3. Location and Access
3.1 Locate sources (intellectually and physically)
3.2 Find information within sources
o Where can I find these sources?
o Where can I find the information in the source?
The "Big6™" is copyright © (1987) Michael B. Eisenberg and Robert E. Berkowitz. For more information, visit: www.big6.com
Handout created by: Barbara J. Shoemaker, School Media Specialist, Mill Road Elementary, K-2 Red Hook Central School District, Red Hook, NY
Here is a great video on the importance and power of using databases when doing research from:
DATABASES are collections of digital resources centered around a broad subject, such as science or health or history. DATABASES are put together by educated individuals (editorial boards) who gather resources from credible sources.
DATABASES are provided to assist you when completing research and can be accessed at www.anoka.k12.mn.us/eresources. In order to access a database from home, you will need to use the following:
How to search DATABASES:
1. Click on the DATABASE that you would like to explore. When using DATABASES from home, you will be asked for a username and password. Passwords are found on the green EResources card available at the LMC desk.
2. Type in your search term. Try several search terms if the one you use doesn't yield good results.
3. Note that DATABASES include various types of PRIMARY and SECONDARY resources including: academic journals, newspapers, photographs, radio transcripts, video clips, reference books, etc.
4. Read the title and description of the displayed resources. When you find a resource that you think might be useful to you, click on the title to get the full text.
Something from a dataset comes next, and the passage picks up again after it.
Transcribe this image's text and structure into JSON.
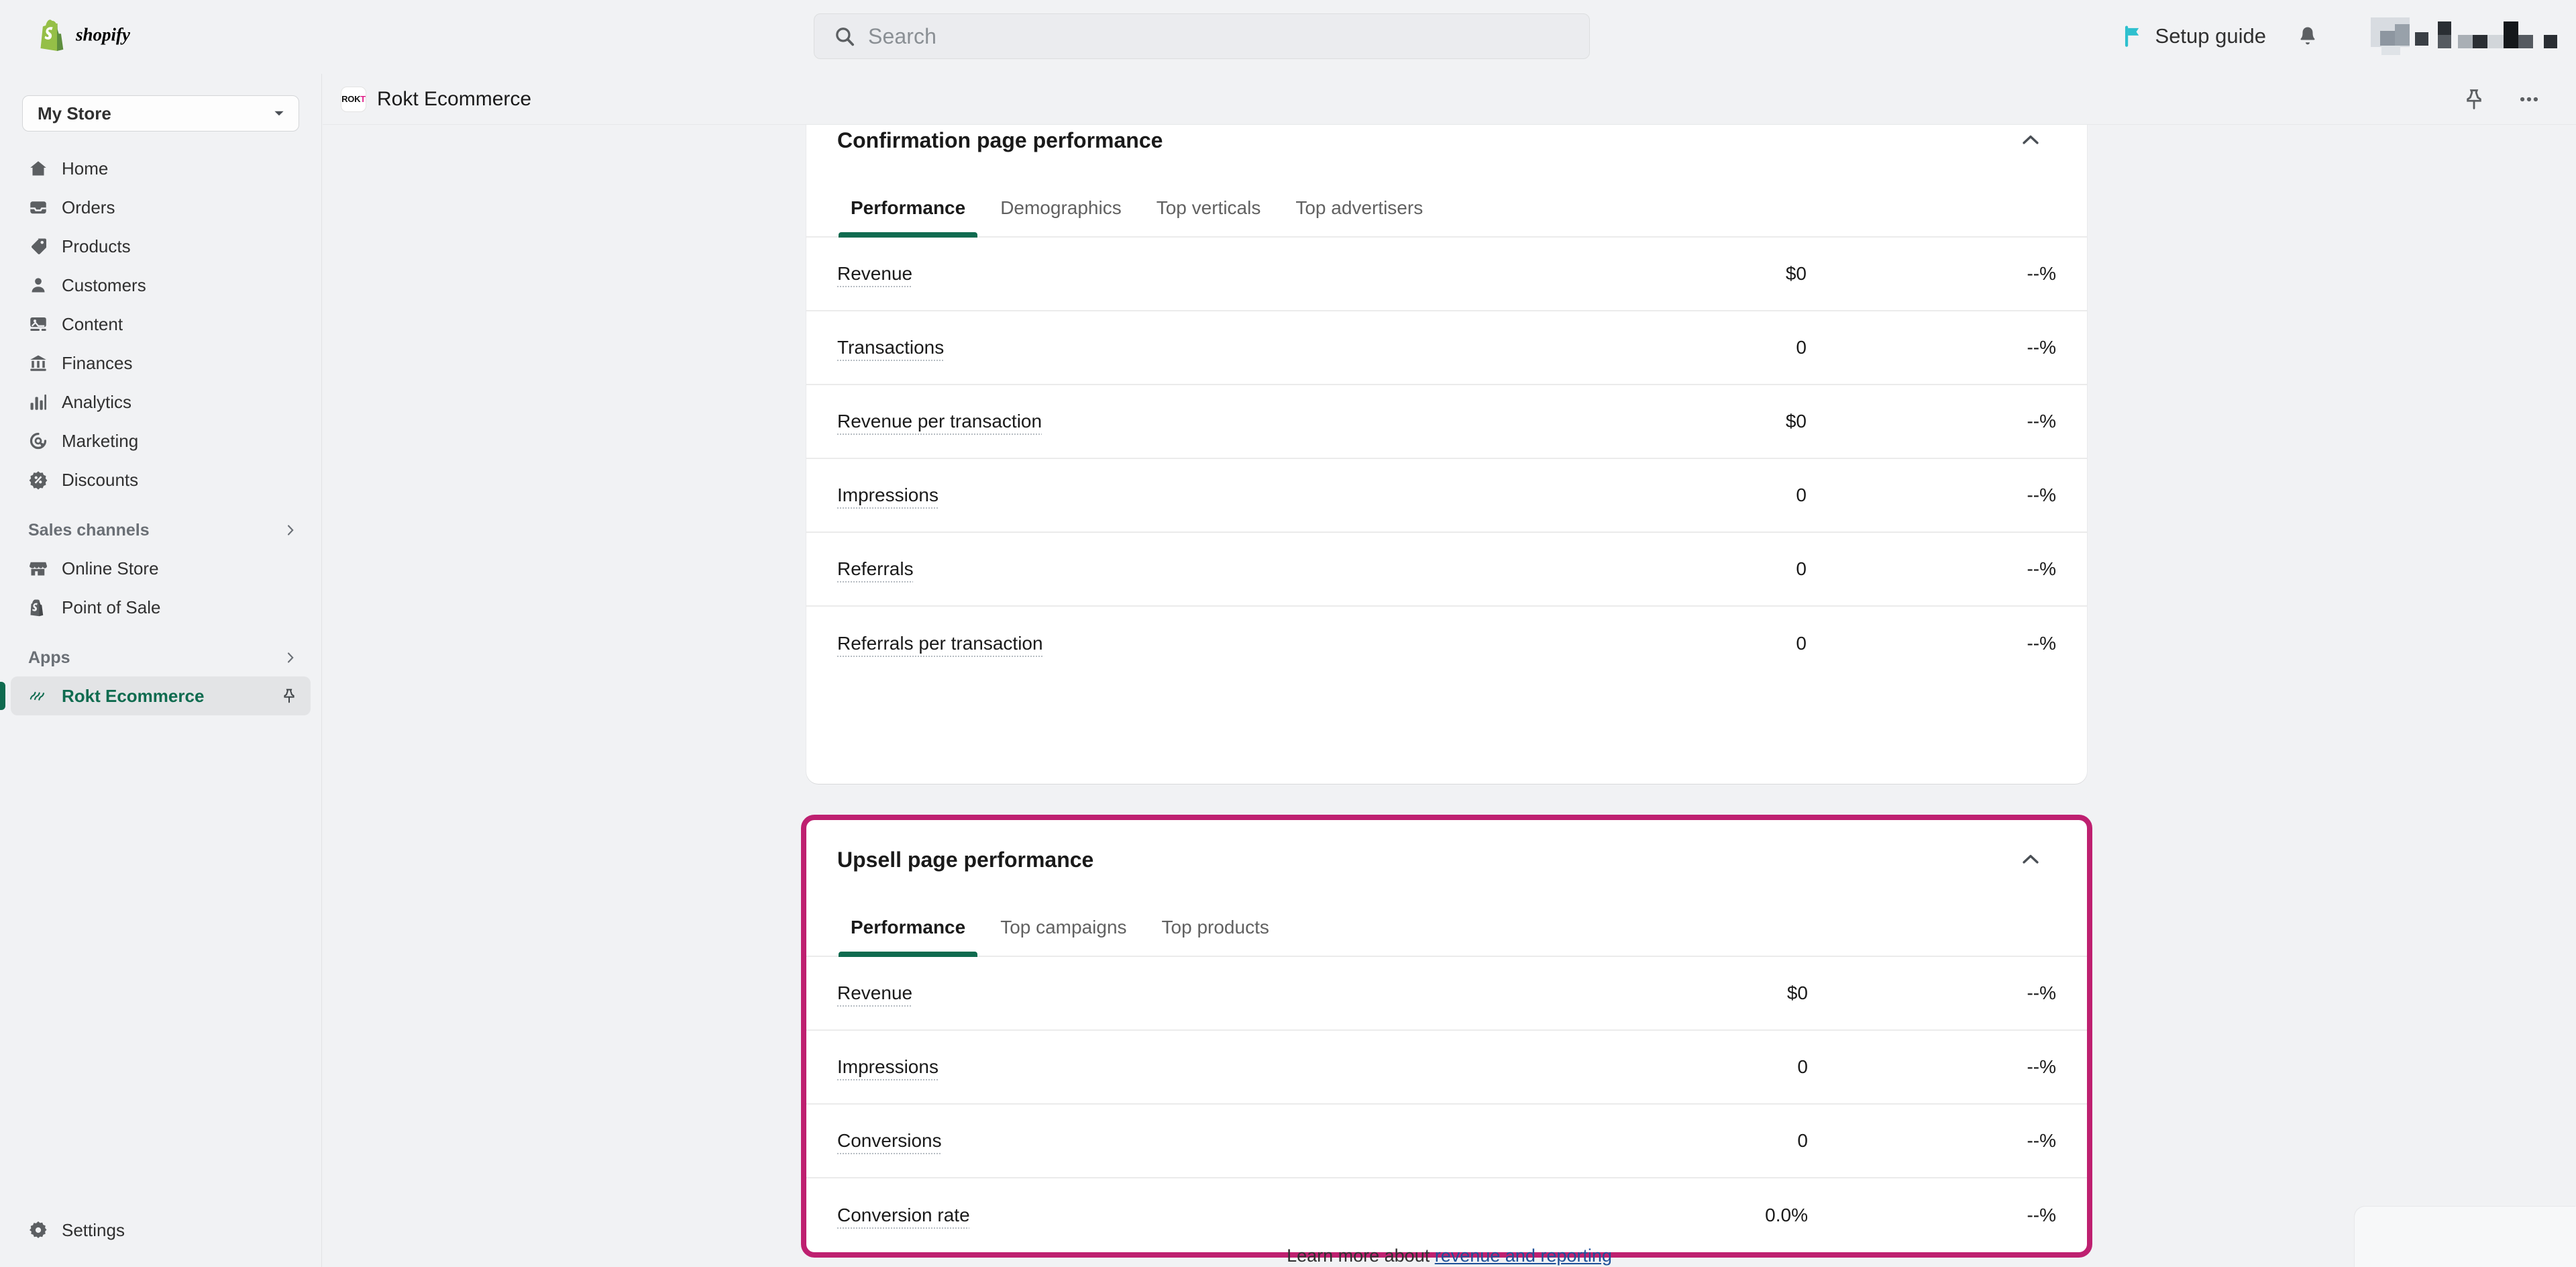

Besides containing credible resources, DATABASES also offer the advantage of providing you with a source citation for the resource. These can generally be found at the end of the article or by clicking a "source citation" button. Be sure to copy and paste all of your source citations into a works cited page as you go.
Note also that many DATABASES have a "listen" button that you can click on to have the resource read aloud to you. (Please check out headphones at the desk if you choose this option while using the databases in the LMC.)
There is also generally an e-mail button that allows you to e-mail a resource home to yourself if you think you might not be able to finish reading it during class time and want to have access to it at a later time.